Work to complete:
Among the lines below, list those containing the string "JSON".

Exercise materials:
=====
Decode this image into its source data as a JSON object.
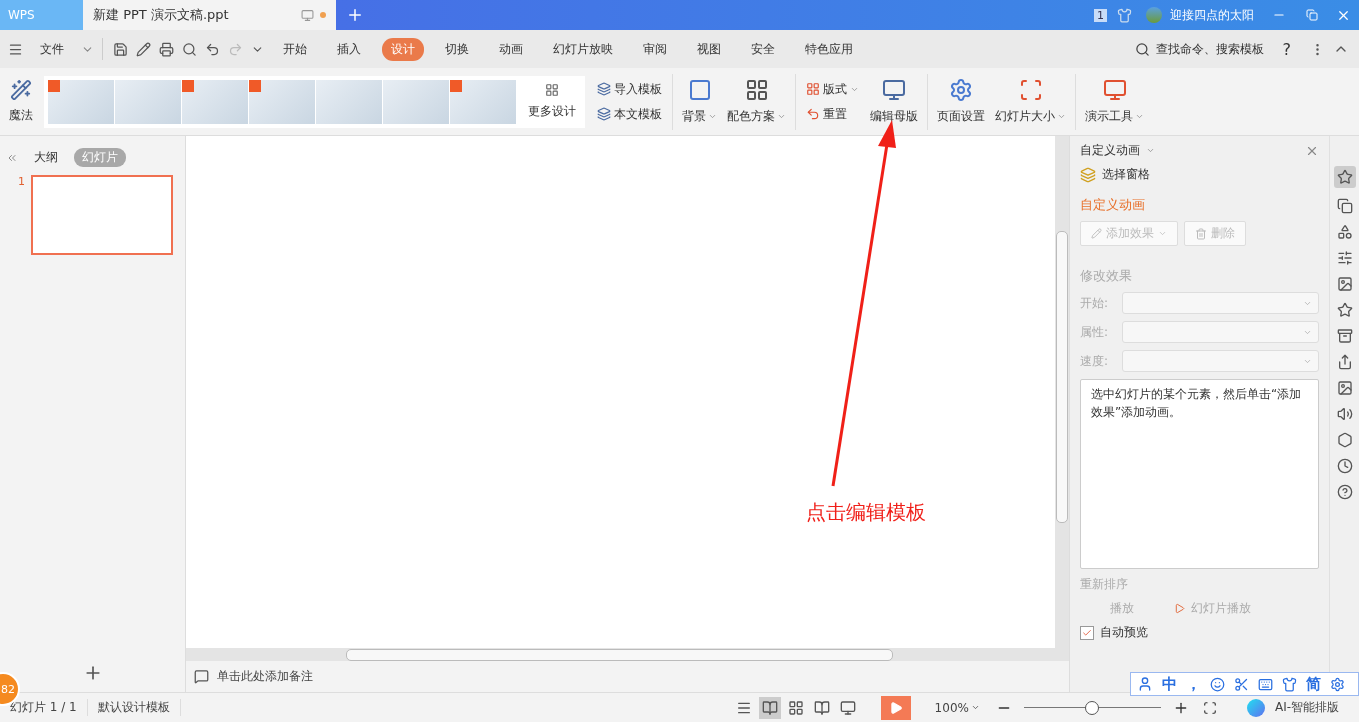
{
  "title_bar": {
    "app_tab": "WPS",
    "doc_tab": {
      "title": "新建 PPT 演示文稿.ppt",
      "selected": true,
      "unsaved": true
    },
    "window_badge": "1",
    "user_name": "迎接四点的太阳"
  },
  "menu_bar": {
    "file": "文件",
    "tabs": [
      {
        "label": "开始",
        "selected": false
      },
      {
        "label": "插入",
        "selected": false
      },
      {
        "label": "设计",
        "selected": true
      },
      {
        "label": "切换",
        "selected": false
      },
      {
        "label": "动画",
        "selected": false
      },
      {
        "label": "幻灯片放映",
        "selected": false
      },
      {
        "label": "审阅",
        "selected": false
      },
      {
        "label": "视图",
        "selected": false
      },
      {
        "label": "安全",
        "selected": false
      },
      {
        "label": "特色应用",
        "selected": false
      }
    ],
    "search": "查找命令、搜索模板",
    "help": "?"
  },
  "ribbon": {
    "magic": "魔法",
    "templates": [
      {
        "hot": true
      },
      {
        "hot": false
      },
      {
        "hot": true
      },
      {
        "hot": true
      },
      {
        "hot": false
      },
      {
        "hot": false
      },
      {
        "hot": true
      }
    ],
    "more_designs": "更多设计",
    "import_template": "导入模板",
    "this_template": "本文模板",
    "buttons": [
      {
        "label": "背景",
        "kind": "background",
        "dropdown": true
      },
      {
        "label": "配色方案",
        "kind": "colors",
        "dropdown": true
      }
    ],
    "layout": {
      "label": "版式",
      "dropdown": true
    },
    "reset": "重置",
    "buttons2": [
      {
        "label": "编辑母版",
        "kind": "master",
        "dropdown": false
      },
      {
        "label": "页面设置",
        "kind": "page",
        "dropdown": false
      },
      {
        "label": "幻灯片大小",
        "kind": "size",
        "dropdown": true
      },
      {
        "label": "演示工具",
        "kind": "tools",
        "dropdown": true
      }
    ]
  },
  "left_panel": {
    "tabs": [
      {
        "label": "大纲",
        "selected": false
      },
      {
        "label": "幻灯片",
        "selected": true
      }
    ],
    "slides": [
      {
        "number": "1",
        "selected": true
      }
    ]
  },
  "notes": {
    "placeholder": "单击此处添加备注"
  },
  "annotation": "点击编辑模板",
  "animation_pane": {
    "title": "自定义动画",
    "select_pane": "选择窗格",
    "section": "自定义动画",
    "add_effect": {
      "label": "添加效果",
      "disabled": true
    },
    "delete": {
      "label": "删除",
      "disabled": true
    },
    "modify_heading": "修改效果",
    "fields": [
      {
        "label": "开始:"
      },
      {
        "label": "属性:"
      },
      {
        "label": "速度:"
      }
    ],
    "hint": "选中幻灯片的某个元素，然后单击“添加效果”添加动画。",
    "reorder": "重新排序",
    "play": "播放",
    "slideshow": "幻灯片播放",
    "auto_preview": {
      "label": "自动预览",
      "checked": true
    }
  },
  "ime_bar": [
    "中",
    "，",
    "简"
  ],
  "status_bar": {
    "badge": "82",
    "slide_info": "幻灯片 1 / 1",
    "template": "默认设计模板",
    "zoom": "100%",
    "zoom_level": {
      "level": 0.5
    },
    "ai": "AI-智能排版"
  }
}
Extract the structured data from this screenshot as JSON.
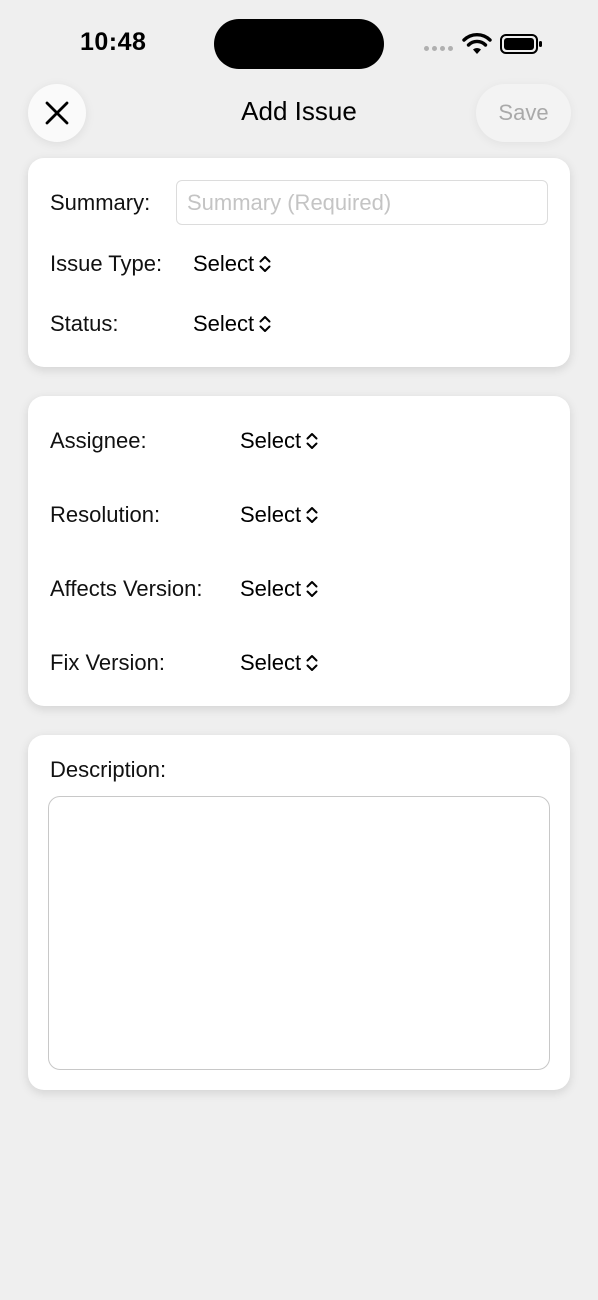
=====
Response area:
Decode this image into its source data as a JSON object.
Extract the structured data from this screenshot as JSON.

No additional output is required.